# Getting negative voltage reading when negative voltage does not exist. Why?

I am beginner trying to make sense of some weird voltage readings I am getting. Please take a minute to look at the circuit below:

If I take my oscilloscope and capture the voltage activity across resistor R1 at the moment the switch is closed I get the following:

Can you see the issue here? I would have expected the oscilloscope trace to start up at 4 volts and then drop down to 0 volts after the switch is closed. However, instead of that, the trace starts up at 4 volts and drops all the way down to -2 volts! How is this possible when my power supply range goes from 0 volts to 8 volts? The minimum voltage should be 0 volts and not -2 volts right?

So the question is why is this happening? Is the voltage really dipping down to -2 volts or is this some kind of oscilloscope artifact happening here?

In case it helps, the oscilloscope that I am using a Rigol DS1104Z oscilloscope with 100 MHz bandwidth.

Thanks.

• Are you doing this on a breadboard by any chance? Aug 15, 2015 at 19:59
• @Tom Carpenter: Yes, this was tested on a breadboard using 3" jumper cables to connect the components together.
– T555
Aug 15, 2015 at 20:04

There's a bit of ringing at about 70MHz. This is not unexpected unless your layout is really tight. A small amount of inductance in the wiring can cause this, in conjunction with stray capacitance.

For example, suppose you were using a solderless breadboard with 5pF of stray capacitance (WAG) plus the probe capacitance of maybe 15pF. The inductance required to resonate at 70MHz would be only 260nH which could be created by a loop of wires.

• Quick question. Where can I add a physical capacitor and / or an inductor to the original circuit so that I can exasperate this issue? I am asking this because I would like to understand the issue of stray capacitance an inductance a little better since it appears to always come back and haunt me. Thanks.
– T555
Aug 15, 2015 at 20:12
• Add a physical inductor in series with the switch and a cap in parallel with the probe input. Good on you for wanting to understand this stuff. Aug 15, 2015 at 20:29
• P.S. try twisting long wire pairs together in order to reduce the inductance. Aug 15, 2015 at 21:10
• Also consider where you place the gnd lead from your oscilloscope. If you are using a bench power supply then it is likely both the scope and psu will have a common ground. If you then measure across R1 the common grounds will cause you issues.
– BenG
Aug 17, 2015 at 0:43
• @Spehro Pefhany: I added the inductor and capacitor as you instructed and I was able to see how things got a lot worse than before, very interesting. One other quick question if you don't mind In your post you wrote "WAG". What is "WAG"? I tried searching for the term using different context but was unable to find information about it. I did saw a couple of other posts from you where you refer to the same term but I was not able to conclude exactly what that stands for. Thanks.
– T555
Aug 24, 2015 at 17:11
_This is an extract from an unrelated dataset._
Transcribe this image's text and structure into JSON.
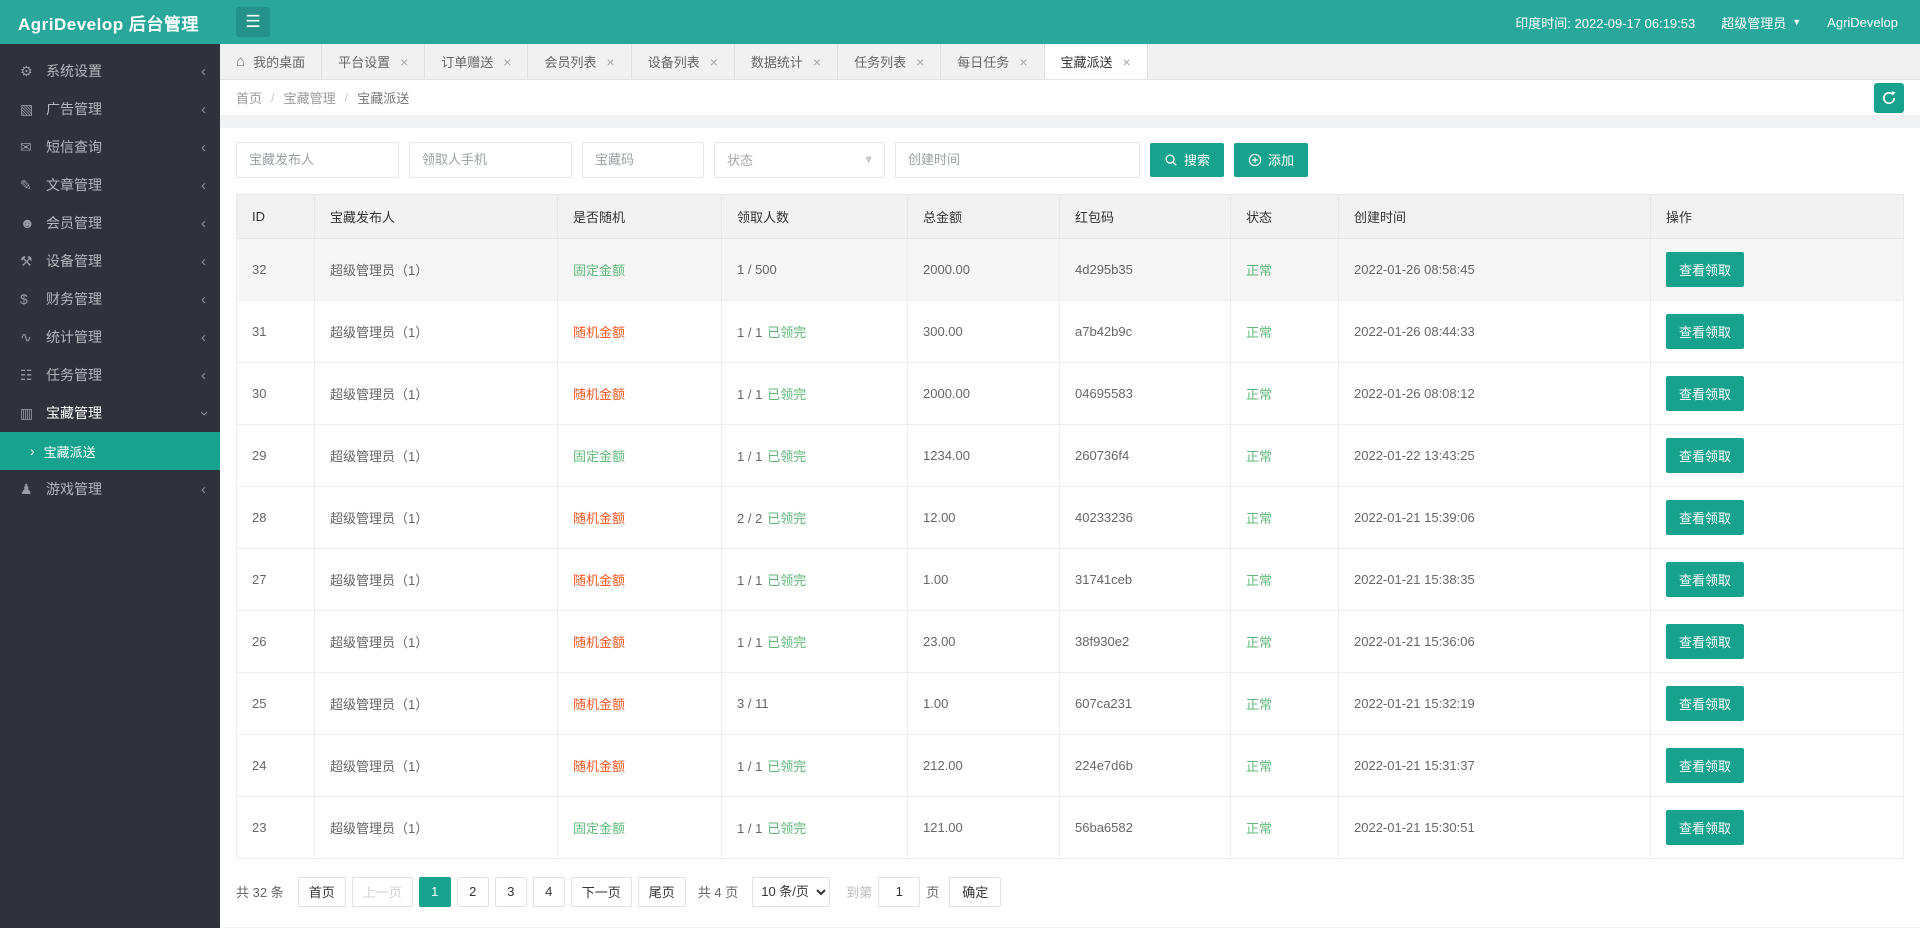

Your scope trace looks exactly as I would expect. Nothing ever really looks like a perfect square wave in a practical circuit. You are very zoomed in on the time scale, so you are probably seeing ringing due to parasitic inductance and capacitance in the test apparatus.

There are components in the practical circuit that aren't modeled in the ideal circuit which are constituting this situation.